The speech made by Alistair Carmichael, the Liberal Democrat MP for Orkney and Shetland, in the House of Commons on 4 February 2021.

It is exciting to watch the way in which the UK space industry is currently growing, but it is worth remembering that the roots of that growth are to be found in the civil space strategy of 2012 to 2016, which was launched by the then Minister for Universities and Science, David Willetts. I want briefly to remind the House of what David Willetts said in the foreword to that strategy:

“The possibilities of the next fifty years represent something very inspiring for this country. Our pragmatic approach to private and public sector partnerships has helped pave the way for a new era of space activity in Britain, with the UK Space Agency leading the way. So, a strategy is more than simply words. A strategy can shape the future.”

Indeed, it does.

The progress we have seen since then has brought us to the point in Shetland where we are proud to be home to the burgeoning and ever-growing Shetland spaceport in Unst, the most northerly of the Shetland islands. Last year, we were delighted to welcome the partnership between Unst and Lockheed Martin as the preferred site for its UK Pathfinder launch operation. We hope to hear further information soon with regard to its future intentions. Just this week, we were delighted to hear the announcement of the intention of HyImpulse, a German company, to launch its maiden orbital flight from Unst in 2023.

The question is, how do we go forward? That takes me back to David Willetts’s words. We were dismayed to read recently in The Press and Journal that the view of Scottish Minister Fiona Hyslop is that the Sutherland site is best placed to achieve the first launch by the target date of next year. There are opportunities for all the communities involved in the growth of the UK space sector, and that was a rather bold and ill-considered assertion. It does not help anyone for the Scottish Government to be seen to favour one site over another.

As we look for a way forward, I take the Minister back again to the words of David Willetts and encourage her to build the strongest possible engagement with the companies that are doing business in this sector—they are the ones that know it best—rather than relying on information from politicians or public sector agencies, who may occasionally have an axe to grind.
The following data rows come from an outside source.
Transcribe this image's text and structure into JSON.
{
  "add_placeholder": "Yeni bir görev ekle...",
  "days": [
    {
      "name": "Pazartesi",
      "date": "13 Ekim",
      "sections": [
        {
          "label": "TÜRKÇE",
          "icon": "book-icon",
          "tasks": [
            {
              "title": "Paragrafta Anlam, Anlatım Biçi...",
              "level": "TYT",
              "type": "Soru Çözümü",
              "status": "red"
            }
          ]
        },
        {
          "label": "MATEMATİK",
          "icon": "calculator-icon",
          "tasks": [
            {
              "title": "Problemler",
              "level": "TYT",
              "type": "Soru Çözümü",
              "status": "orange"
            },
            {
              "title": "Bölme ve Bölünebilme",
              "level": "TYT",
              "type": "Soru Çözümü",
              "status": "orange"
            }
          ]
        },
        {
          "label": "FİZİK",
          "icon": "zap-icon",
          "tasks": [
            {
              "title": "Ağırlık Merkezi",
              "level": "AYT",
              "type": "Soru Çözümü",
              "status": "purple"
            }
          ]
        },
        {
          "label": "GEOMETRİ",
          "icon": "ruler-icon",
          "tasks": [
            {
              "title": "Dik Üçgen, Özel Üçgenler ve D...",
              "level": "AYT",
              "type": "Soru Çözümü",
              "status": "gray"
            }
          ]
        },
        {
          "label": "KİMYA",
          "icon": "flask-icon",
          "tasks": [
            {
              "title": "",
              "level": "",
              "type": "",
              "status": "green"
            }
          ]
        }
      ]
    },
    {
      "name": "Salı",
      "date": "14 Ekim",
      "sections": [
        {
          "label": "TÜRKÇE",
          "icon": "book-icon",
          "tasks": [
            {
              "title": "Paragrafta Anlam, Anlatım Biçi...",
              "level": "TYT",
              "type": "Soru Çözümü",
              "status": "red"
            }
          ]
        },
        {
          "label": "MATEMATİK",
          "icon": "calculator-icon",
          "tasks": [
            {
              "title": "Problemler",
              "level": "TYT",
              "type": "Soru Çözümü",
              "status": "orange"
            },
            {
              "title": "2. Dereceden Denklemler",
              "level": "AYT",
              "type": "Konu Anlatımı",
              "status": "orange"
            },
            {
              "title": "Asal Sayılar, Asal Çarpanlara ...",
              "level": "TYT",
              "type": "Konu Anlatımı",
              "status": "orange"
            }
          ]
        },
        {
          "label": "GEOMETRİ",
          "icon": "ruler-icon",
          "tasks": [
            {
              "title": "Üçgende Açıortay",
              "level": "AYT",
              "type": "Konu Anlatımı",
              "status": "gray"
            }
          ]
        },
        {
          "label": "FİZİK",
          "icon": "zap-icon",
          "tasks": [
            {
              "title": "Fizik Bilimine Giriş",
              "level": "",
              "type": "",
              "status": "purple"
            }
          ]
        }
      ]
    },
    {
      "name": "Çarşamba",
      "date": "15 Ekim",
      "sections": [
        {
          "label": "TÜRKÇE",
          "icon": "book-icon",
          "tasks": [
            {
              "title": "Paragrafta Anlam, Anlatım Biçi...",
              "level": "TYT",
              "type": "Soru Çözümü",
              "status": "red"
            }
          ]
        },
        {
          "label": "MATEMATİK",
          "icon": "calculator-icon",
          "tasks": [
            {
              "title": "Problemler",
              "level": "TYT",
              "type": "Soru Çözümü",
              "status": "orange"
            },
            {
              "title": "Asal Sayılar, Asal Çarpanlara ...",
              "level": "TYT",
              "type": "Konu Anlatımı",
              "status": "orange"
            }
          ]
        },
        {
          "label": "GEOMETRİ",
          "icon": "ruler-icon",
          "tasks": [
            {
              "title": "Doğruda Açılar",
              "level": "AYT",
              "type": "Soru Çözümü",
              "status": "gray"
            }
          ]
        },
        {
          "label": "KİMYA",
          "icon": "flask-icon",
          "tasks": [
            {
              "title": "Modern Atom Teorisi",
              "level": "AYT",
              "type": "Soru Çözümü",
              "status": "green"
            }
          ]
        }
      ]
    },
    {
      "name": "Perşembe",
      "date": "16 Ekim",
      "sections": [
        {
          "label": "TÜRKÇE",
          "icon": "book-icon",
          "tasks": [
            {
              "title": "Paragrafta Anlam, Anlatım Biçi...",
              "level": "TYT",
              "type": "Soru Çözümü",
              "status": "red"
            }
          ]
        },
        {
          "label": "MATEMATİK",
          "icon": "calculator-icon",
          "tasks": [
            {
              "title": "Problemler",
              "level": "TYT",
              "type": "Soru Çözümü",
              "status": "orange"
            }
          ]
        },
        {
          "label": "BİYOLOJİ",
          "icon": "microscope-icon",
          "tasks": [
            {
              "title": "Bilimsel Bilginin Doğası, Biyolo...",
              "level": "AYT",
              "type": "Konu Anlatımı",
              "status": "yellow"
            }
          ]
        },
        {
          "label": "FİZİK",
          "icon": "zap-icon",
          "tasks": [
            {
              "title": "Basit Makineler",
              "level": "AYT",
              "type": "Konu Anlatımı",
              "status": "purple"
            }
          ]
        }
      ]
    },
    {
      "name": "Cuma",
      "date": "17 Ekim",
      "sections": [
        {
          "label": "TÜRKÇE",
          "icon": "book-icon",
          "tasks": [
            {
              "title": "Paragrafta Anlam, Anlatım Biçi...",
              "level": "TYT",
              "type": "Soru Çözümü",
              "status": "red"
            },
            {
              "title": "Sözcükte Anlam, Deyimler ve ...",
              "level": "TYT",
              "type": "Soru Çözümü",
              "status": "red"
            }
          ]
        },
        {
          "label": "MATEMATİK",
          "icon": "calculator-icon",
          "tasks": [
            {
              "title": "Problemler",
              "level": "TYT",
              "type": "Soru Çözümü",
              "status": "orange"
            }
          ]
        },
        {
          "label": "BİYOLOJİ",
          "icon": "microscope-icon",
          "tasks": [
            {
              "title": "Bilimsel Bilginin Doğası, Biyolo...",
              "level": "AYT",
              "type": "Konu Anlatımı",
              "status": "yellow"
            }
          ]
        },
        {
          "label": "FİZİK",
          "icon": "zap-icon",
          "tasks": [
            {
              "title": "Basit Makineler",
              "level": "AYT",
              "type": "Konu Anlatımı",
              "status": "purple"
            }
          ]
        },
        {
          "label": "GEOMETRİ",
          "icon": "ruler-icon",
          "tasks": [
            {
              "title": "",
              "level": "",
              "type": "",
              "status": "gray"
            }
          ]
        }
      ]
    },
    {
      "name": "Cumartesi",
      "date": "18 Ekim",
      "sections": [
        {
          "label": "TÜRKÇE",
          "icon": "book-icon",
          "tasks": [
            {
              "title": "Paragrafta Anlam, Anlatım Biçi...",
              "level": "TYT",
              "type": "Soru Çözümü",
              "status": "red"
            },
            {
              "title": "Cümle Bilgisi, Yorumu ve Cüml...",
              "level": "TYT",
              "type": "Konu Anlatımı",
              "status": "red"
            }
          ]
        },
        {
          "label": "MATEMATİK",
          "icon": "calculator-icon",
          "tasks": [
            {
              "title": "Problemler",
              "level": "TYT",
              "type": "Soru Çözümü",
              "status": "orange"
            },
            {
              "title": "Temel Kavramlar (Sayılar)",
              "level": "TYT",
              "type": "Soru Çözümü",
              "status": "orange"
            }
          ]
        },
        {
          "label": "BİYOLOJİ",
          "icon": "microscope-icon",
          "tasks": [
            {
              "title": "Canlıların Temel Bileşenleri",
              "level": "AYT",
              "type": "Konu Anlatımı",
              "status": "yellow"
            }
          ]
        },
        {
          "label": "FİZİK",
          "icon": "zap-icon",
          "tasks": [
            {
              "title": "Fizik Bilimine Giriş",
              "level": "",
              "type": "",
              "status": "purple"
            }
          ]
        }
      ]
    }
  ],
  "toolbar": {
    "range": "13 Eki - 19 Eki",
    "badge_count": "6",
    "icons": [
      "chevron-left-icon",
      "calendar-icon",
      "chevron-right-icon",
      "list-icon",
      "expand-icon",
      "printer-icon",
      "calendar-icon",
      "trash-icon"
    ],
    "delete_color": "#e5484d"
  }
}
The Government have work aplenty to do in creating a fresh regulatory framework. Let us leave the commercial decisions to the companies that know best and that will put their money where their mouths are.